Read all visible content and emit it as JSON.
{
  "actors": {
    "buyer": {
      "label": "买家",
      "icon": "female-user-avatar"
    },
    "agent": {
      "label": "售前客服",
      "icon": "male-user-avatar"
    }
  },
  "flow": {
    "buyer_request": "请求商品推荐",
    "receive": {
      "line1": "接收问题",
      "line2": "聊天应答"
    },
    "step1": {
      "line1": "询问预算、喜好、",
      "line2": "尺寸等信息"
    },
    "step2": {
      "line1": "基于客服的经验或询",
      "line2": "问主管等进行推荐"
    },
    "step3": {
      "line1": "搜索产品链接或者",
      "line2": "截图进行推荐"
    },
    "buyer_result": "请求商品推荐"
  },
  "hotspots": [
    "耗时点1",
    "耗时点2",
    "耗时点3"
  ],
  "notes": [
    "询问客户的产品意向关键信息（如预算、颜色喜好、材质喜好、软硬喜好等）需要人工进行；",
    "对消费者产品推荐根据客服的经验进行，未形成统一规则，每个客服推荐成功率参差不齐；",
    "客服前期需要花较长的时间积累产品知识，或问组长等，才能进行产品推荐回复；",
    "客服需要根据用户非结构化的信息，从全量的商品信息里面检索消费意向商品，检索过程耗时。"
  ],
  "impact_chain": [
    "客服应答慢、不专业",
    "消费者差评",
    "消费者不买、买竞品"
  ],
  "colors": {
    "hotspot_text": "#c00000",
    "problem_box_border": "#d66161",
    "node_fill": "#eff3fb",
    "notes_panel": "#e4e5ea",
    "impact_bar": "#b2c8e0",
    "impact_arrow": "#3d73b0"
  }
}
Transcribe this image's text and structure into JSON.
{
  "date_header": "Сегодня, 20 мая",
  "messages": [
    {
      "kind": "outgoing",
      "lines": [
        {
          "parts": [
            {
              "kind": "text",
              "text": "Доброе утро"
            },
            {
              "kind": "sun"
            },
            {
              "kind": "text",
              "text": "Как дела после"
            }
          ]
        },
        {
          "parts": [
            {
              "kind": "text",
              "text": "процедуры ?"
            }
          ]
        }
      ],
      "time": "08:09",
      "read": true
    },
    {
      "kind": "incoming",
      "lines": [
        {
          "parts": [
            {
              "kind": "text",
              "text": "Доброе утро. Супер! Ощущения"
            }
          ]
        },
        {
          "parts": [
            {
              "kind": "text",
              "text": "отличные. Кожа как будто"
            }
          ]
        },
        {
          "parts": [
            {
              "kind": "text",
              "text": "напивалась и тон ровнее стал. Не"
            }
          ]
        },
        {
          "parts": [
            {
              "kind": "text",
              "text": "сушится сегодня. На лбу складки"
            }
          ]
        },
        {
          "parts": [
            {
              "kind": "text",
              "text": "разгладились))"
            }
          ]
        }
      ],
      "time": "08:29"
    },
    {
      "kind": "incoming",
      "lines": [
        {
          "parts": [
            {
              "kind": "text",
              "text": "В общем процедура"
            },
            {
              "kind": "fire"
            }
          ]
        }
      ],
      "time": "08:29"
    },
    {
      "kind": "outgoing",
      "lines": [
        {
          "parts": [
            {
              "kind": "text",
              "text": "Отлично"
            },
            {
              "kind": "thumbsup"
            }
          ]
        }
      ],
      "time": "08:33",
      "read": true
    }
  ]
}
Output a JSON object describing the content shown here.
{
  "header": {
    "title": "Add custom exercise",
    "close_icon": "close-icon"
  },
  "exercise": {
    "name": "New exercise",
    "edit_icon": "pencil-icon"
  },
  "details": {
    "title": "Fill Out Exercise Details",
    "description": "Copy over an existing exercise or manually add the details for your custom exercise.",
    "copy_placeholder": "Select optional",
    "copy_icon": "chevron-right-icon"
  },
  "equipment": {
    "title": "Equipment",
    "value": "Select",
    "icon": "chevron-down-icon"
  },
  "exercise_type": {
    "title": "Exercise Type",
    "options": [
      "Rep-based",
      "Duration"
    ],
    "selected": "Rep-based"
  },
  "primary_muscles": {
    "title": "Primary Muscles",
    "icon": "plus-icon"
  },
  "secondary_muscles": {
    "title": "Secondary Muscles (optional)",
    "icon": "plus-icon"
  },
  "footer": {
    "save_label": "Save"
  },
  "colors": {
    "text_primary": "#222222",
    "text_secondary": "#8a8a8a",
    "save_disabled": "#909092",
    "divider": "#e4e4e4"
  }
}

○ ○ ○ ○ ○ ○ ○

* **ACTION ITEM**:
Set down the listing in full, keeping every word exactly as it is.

* **RESULT FOR THIS EXERCISE**:
Read all visible content and emit it as JSON.
{
  "actors": {
    "buyer": {
      "label": "买家",
      "icon": "female-user-avatar"
    },
    "agent": {
      "label": "售前客服",
      "icon": "male-user-avatar"
    }
  },
  "flow": {
    "buyer_request": "请求商品推荐",
    "receive": {
      "line1": "接收问题",
      "line2": "聊天应答"
    },
    "step1": {
      "line1": "询问预算、喜好、",
      "line2": "尺寸等信息"
    },
    "step2": {
      "line1": "基于客服的经验或询",
      "line2": "问主管等进行推荐"
    },
    "step3": {
      "line1": "搜索产品链接或者",
      "line2": "截图进行推荐"
    },
    "buyer_result": "请求商品推荐"
  },
  "hotspots": [
    "耗时点1",
    "耗时点2",
    "耗时点3"
  ],
  "notes": [
    "询问客户的产品意向关键信息（如预算、颜色喜好、材质喜好、软硬喜好等）需要人工进行；",
    "对消费者产品推荐根据客服的经验进行，未形成统一规则，每个客服推荐成功率参差不齐；",
    "客服前期需要花较长的时间积累产品知识，或问组长等，才能进行产品推荐回复；",
    "客服需要根据用户非结构化的信息，从全量的商品信息里面检索消费意向商品，检索过程耗时。"
  ],
  "impact_chain": [
    "客服应答慢、不专业",
    "消费者差评",
    "消费者不买、买竞品"
  ],
  "colors": {
    "hotspot_text": "#c00000",
    "problem_box_border": "#d66161",
    "node_fill": "#eff3fb",
    "notes_panel": "#e4e5ea",
    "impact_bar": "#b2c8e0",
    "impact_arrow": "#3d73b0"
  }
}
Transcribe this image's text and structure into JSON.
{
  "date_header": "Сегодня, 20 мая",
  "messages": [
    {
      "kind": "outgoing",
      "lines": [
        {
          "parts": [
            {
              "kind": "text",
              "text": "Доброе утро"
            },
            {
              "kind": "sun"
            },
            {
              "kind": "text",
              "text": "Как дела после"
            }
          ]
        },
        {
          "parts": [
            {
              "kind": "text",
              "text": "процедуры ?"
            }
          ]
        }
      ],
      "time": "08:09",
      "read": true
    },
    {
      "kind": "incoming",
      "lines": [
        {
          "parts": [
            {
              "kind": "text",
              "text": "Доброе утро. Супер! Ощущения"
            }
          ]
        },
        {
          "parts": [
            {
              "kind": "text",
              "text": "отличные. Кожа как будто"
            }
          ]
        },
        {
          "parts": [
            {
              "kind": "text",
              "text": "напивалась и тон ровнее стал. Не"
            }
          ]
        },
        {
          "parts": [
            {
              "kind": "text",
              "text": "сушится сегодня. На лбу складки"
            }
          ]
        },
        {
          "parts": [
            {
              "kind": "text",
              "text": "разгладились))"
            }
          ]
        }
      ],
      "time": "08:29"
    },
    {
      "kind": "incoming",
      "lines": [
        {
          "parts": [
            {
              "kind": "text",
              "text": "В общем процедура"
            },
            {
              "kind": "fire"
            }
          ]
        }
      ],
      "time": "08:29"
    },
    {
      "kind": "outgoing",
      "lines": [
        {
          "parts": [
            {
              "kind": "text",
              "text": "Отлично"
            },
            {
              "kind": "thumbsup"
            }
          ]
        }
      ],
      "time": "08:33",
      "read": true
    }
  ]
}
Output a JSON object describing the content shown here.
{
  "header": {
    "title": "Add custom exercise",
    "close_icon": "close-icon"
  },
  "exercise": {
    "name": "New exercise",
    "edit_icon": "pencil-icon"
  },
  "details": {
    "title": "Fill Out Exercise Details",
    "description": "Copy over an existing exercise or manually add the details for your custom exercise.",
    "copy_placeholder": "Select optional",
    "copy_icon": "chevron-right-icon"
  },
  "equipment": {
    "title": "Equipment",
    "value": "Select",
    "icon": "chevron-down-icon"
  },
  "exercise_type": {
    "title": "Exercise Type",
    "options": [
      "Rep-based",
      "Duration"
    ],
    "selected": "Rep-based"
  },
  "primary_muscles": {
    "title": "Primary Muscles",
    "icon": "plus-icon"
  },
  "secondary_muscles": {
    "title": "Secondary Muscles (optional)",
    "icon": "plus-icon"
  },
  "footer": {
    "save_label": "Save"
  },
  "colors": {
    "text_primary": "#222222",
    "text_secondary": "#8a8a8a",
    "save_disabled": "#909092",
    "divider": "#e4e4e4"
  }
}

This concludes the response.